Evaluating Sodium and Fluid Restrictions in Heart Failure Patients

Developments in the field of heart failure have led to increased available therapies, including medications, devices, and patient-driven interventions such as exercise and diet. In a recent review published in Progress in Cardiovascular Diseases, researchers evaluated the current state of evidence for dietary sodium and fluid restriction, two common interventions for heart failure patients.

Over the past 20 years, clinical research examining the impact of sodium restriction on outcomes for heart failure patients has grown substantially. Presently, considerable data indicates that sodium restriction does not significantly impact clinical outcomes. Current evidence has shown dietary sodium restriction provides a modest benefit for improving health-related quality of life in some, but not all, patients. The researchers indicate that sodium restriction should be implemented through individualized dietary counseling specifically tailored to the patient’s needs.

Fluid restriction is one of the most common non-pharmacological recommendations for heart failure patients; however, it remains controversial due to a lack of evidence. The researchers emphasize that this intervention should be utilized cautiously until further research and clinical study can pinpoint the potential benefits and harms of fluid restriction in this patient population.

The review ultimately concludes that there should be a greater focus on larger-scale, high-quality clinical trials that can more comprehensively inform clinical practice guidelines for sodium and fluid restriction in heart failure patients.

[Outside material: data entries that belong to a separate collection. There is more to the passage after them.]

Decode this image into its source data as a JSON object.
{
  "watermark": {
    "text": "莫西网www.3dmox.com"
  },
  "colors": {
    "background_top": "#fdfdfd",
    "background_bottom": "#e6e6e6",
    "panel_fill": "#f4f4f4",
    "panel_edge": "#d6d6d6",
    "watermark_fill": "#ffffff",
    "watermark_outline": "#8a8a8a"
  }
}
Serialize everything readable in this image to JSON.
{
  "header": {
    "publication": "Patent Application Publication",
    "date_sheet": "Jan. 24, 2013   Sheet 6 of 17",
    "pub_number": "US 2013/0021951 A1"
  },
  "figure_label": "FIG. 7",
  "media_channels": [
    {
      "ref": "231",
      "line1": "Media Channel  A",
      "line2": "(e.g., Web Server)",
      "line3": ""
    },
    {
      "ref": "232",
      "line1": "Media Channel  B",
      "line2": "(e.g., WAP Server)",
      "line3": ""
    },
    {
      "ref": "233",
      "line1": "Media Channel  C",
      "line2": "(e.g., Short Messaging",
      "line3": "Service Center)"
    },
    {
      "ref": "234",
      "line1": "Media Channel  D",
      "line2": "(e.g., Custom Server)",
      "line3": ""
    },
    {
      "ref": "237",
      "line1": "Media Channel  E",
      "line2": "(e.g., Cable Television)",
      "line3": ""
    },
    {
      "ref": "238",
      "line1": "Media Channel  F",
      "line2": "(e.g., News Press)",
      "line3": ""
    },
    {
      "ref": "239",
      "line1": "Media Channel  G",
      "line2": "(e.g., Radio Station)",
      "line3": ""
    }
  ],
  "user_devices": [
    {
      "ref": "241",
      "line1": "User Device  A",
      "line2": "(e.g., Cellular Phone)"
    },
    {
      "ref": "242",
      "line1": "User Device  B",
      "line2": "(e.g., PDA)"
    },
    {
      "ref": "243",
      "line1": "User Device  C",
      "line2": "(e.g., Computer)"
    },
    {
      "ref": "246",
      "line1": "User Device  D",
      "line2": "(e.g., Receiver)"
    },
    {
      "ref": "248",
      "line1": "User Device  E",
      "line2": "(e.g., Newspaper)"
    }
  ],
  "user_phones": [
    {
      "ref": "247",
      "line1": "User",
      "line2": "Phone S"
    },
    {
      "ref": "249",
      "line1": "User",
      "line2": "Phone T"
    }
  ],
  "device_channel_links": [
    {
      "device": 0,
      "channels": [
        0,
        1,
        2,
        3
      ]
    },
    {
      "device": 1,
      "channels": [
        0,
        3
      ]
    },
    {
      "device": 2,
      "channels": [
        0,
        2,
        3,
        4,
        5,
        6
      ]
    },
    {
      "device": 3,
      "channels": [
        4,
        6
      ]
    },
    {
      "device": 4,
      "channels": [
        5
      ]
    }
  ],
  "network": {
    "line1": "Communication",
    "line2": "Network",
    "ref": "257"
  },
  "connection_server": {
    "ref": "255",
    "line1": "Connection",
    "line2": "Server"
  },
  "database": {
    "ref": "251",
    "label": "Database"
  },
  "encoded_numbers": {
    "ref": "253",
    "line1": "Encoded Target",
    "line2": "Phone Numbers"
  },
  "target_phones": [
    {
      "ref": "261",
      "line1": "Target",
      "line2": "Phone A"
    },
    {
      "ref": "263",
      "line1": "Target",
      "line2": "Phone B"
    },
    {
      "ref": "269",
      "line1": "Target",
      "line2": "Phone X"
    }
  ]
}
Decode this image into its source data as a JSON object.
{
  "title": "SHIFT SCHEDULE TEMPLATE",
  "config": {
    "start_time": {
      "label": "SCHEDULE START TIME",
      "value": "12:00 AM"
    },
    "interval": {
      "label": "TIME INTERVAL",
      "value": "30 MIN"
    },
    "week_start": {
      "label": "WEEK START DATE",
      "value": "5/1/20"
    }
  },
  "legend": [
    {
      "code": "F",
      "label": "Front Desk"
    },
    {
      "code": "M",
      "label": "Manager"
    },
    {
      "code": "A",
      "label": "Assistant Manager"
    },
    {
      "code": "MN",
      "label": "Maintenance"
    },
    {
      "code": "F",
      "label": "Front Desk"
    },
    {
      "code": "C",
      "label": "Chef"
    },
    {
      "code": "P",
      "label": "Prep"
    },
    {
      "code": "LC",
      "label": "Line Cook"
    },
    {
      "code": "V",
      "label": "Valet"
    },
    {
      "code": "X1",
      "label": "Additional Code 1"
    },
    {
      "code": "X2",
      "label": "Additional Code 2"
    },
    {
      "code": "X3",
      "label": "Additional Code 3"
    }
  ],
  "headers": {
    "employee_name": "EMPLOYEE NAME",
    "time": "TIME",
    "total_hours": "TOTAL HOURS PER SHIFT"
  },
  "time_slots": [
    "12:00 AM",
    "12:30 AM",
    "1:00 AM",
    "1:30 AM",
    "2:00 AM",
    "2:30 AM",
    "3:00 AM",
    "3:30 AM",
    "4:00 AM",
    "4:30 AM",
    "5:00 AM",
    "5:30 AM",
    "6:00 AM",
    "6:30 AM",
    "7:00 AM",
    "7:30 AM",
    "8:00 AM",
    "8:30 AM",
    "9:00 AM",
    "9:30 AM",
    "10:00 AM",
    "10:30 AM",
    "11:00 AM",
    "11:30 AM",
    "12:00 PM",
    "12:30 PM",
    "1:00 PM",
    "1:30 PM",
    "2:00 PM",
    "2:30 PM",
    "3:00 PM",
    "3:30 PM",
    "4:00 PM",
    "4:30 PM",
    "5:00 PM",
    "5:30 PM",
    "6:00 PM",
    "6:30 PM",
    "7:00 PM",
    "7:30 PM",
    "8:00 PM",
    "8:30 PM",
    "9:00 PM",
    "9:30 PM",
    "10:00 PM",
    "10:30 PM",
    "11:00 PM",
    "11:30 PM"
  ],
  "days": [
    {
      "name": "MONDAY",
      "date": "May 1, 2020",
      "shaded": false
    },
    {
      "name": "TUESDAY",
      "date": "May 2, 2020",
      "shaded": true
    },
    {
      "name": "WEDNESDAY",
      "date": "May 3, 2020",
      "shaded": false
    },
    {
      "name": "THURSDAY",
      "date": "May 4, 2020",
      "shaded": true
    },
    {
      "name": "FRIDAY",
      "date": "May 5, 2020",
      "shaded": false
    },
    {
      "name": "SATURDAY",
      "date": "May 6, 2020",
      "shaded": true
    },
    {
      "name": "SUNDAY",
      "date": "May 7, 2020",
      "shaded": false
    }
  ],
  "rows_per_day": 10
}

This research was co-authored by the CVC’s Justin Ezekowitz, MBBCh, MSc, along with Eloisa Colin-Ramirez, PhD (Universidad Anáhuac México), JoAnne Arcand, PhD, RD (Ontario Tech University), and Clara Saldarriaga, MD (Centro Cardiovascular Colombiano Clinica Santa Maria).